We know you can sleep underwater, but what about on the water?
Yes, we are aware you can sleep on a cruise ship (or sailboat, or privately chartered mega-yacht) in the middle of the ocean. But to see the world's natural and urban wonders from a totally new angle, try trading your hotel room for an anchored vessel in one of these stellar bays, canals or reefs.
Maya Bay, Thailand This tranquil bay's claim to fame is a visit from Leonardo DiCaprio in the 2000 movie "The Beach." Thais tour guides milk this Hollywood association for all its worth... but to be fair, it's worth a lot. Hugged by warm clear water and sky-high limestone cliffs, Maya Bay is crammed with tourists during the day. If you choose to tour with the Maya Bay Sleep Aboard, however, you'll have it all to yourself when you spend the night on the open deck of your tour boat. If you hit it right, the water will glow neon blue from bioluminescent plankton.
The Great Barrier Reef, Australia Firstly, sleeping on the world's most famous reef is kind of a bucket list activity. Secondly, there are only 12 other people doing it, AND you can go on a night dive, AND you might get to feed sea turtles in the morning.
Chesapeake Bay, Maryland Ok so this cruise might appeal to an older set than you're prepared to hang with, but it's a fabulous way to get your preppy East Coast yachting fix. On the Woodwind schooner's Boat and Breakfast tour, you'll sail Chesapeake Bay at sunset before heading to mainland Annapolis for dinner at the seaside restaurant of your choice. Then it's back to the boat for a night in plush plaid sheets and a classy quiche breakfast on the water. Bow tie and monogrammed sunhat are not included, but we're tempted to bring them along.
The Amazon River Lame day trips are for other rivers-- on the Amazon, it's expected that you'll tour on a multi-day riverboat trip. Board your boat early to score the best outdoor hammock bed, or pick one with fancy bunks and an onboard chef. Either way, you might hike among rainforest sloths, go parrot-spotting, or swim with pink dolphins as you cruise through Peru, Brazil, Colombia, or all of the above.
Ha Long Bay, Vietnam If you ask someone for a list of Vietnam must-dos, the top will include sleeping aboard a junk boat (the ancient Chinese design with big sails) in Ha Long Bay. The water itself is gorgeous, but kazillions of tour companies kick the experience up a notch with visits to floating villages, blue-water swims, kayaking, and treks through ancient caves. Considering the huge number of backpackers that come for the experience, Ha Long tour boats are also known to morph into massive parties at night.
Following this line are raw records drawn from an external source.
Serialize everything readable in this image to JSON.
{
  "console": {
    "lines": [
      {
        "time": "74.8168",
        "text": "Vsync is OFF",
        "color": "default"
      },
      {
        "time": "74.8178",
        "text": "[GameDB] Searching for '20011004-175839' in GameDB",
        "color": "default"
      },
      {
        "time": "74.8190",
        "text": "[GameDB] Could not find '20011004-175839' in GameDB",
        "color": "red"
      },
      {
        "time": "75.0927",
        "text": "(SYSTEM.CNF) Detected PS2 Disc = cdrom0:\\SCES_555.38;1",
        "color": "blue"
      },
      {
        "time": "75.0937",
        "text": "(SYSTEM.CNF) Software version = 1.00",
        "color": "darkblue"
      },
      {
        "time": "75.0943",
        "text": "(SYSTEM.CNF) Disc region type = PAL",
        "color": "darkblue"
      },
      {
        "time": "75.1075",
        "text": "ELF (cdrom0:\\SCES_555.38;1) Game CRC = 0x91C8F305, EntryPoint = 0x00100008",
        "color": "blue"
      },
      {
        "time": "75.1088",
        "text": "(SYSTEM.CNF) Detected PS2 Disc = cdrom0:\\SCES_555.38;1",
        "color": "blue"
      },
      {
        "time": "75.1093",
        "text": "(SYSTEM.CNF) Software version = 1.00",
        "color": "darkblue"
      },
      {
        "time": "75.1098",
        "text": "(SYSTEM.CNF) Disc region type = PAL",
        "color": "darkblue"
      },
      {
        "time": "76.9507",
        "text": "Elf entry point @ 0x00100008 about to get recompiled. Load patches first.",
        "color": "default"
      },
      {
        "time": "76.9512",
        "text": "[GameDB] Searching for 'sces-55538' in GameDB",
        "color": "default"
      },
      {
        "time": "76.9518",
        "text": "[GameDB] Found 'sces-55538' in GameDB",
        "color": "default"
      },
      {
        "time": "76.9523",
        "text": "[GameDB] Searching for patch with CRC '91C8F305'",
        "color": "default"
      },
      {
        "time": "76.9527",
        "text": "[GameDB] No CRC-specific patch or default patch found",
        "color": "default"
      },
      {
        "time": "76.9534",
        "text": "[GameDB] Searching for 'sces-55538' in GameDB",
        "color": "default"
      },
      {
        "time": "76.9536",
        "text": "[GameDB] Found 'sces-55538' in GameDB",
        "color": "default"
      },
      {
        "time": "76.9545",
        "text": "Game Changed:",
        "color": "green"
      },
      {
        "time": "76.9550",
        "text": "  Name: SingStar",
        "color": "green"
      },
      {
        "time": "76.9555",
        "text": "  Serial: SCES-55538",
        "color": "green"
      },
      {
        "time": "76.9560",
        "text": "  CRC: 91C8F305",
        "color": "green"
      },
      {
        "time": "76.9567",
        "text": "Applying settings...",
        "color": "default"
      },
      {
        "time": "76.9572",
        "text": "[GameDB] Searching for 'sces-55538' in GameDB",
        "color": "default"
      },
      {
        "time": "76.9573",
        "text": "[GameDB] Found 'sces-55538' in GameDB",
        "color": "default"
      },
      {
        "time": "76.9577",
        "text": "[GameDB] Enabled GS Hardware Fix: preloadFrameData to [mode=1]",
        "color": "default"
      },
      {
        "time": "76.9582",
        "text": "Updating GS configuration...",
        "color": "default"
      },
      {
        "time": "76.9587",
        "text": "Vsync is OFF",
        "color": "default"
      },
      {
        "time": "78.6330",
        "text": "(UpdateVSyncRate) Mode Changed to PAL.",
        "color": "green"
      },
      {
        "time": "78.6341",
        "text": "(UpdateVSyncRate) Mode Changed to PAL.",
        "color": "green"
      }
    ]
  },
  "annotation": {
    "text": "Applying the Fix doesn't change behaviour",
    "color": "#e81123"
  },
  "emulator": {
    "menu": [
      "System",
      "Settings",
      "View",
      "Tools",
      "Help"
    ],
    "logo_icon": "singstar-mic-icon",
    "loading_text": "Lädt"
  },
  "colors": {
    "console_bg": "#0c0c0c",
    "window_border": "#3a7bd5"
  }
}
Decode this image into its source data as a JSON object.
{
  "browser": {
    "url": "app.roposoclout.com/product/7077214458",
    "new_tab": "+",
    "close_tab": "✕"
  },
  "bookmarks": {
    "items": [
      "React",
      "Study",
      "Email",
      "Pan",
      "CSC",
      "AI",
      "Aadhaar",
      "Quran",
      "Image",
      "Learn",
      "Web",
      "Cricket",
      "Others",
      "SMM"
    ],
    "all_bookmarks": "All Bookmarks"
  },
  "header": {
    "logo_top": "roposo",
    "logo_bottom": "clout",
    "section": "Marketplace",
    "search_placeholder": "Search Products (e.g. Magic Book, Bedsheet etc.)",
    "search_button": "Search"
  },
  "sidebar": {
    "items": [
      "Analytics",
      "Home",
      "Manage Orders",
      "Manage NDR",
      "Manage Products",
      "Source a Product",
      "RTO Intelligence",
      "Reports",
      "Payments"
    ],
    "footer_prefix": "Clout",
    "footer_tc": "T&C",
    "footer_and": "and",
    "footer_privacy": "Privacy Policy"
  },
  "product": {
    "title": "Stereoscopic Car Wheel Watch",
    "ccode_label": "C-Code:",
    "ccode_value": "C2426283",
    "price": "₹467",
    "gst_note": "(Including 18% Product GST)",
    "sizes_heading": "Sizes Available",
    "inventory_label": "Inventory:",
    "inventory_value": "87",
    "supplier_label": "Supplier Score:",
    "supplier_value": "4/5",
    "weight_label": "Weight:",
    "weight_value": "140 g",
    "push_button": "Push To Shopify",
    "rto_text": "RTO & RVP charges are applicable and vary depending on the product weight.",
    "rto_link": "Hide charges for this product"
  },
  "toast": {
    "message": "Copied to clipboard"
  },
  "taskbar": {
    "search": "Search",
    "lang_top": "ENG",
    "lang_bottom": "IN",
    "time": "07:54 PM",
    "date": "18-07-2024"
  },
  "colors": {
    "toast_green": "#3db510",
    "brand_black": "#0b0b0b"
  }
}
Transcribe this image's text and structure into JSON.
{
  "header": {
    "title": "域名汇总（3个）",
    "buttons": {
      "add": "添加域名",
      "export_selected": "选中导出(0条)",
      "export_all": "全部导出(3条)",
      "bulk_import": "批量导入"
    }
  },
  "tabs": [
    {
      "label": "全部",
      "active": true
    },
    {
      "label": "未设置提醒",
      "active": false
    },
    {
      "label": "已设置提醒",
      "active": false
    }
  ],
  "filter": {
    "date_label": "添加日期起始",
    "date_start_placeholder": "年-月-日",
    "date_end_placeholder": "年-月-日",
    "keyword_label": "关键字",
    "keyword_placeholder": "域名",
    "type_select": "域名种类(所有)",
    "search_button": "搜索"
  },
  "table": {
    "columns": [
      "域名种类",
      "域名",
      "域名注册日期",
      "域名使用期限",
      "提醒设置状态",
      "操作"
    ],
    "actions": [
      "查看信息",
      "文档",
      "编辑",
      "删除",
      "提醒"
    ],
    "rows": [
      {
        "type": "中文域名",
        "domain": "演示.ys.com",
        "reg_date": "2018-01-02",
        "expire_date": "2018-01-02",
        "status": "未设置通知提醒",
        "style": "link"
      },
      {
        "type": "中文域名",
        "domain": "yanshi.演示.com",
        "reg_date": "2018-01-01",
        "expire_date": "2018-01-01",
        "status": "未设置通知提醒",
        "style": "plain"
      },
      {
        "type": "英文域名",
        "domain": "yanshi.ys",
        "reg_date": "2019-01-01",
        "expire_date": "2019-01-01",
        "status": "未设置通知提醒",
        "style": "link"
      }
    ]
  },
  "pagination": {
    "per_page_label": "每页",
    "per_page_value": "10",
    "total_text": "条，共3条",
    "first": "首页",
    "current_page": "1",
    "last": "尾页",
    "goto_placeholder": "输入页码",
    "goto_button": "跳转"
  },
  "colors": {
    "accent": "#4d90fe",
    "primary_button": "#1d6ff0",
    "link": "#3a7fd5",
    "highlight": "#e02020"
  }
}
Prepare to jump in the dark water... lots.
Amsterdam, The Netherlands Amsterdam is a city of canals, so why stay in a hostel when you could float on the water? Rent a cozy boat to hide in after your night out... add-ons include king beds and saunas.
The Mississippi and Illinois Rivers Go waaay back in time on one of America's few authentic paddlewheel boats that offers overnight tours. On the Spirit of Peoria, you can cruise Mark Twain-y destinations such as Starved Rock State Park while listening to live bluegrass or solving a giant ship-wide murder mystery. It's important to note you won't stay the night on the boat (they put you up in historic lodges), but afternoon catnaps on the deck are highly encouraged, Midwest-style.
Bay of Islands, New Zealand Islands, indeed: you'll weave around 144 of them on a two-day tour through New Zealand's bluer-than-blue bay. You'll go duck fishing, snorkeling and hiking from the boat, which is "a totally different experience" than visiting by land with the rest of the tourists.
The middle of London Regent's Canal -- tucked into the west end of Regent's Park -- is a "miniature Venice" smack in the middle of busy London. Rent a pretty little houseboat where you can "awake to the sound of birds singing" and take a solitary morning nature walk before tackling London's visitor attractions... just don't tell them about your secret hideaway.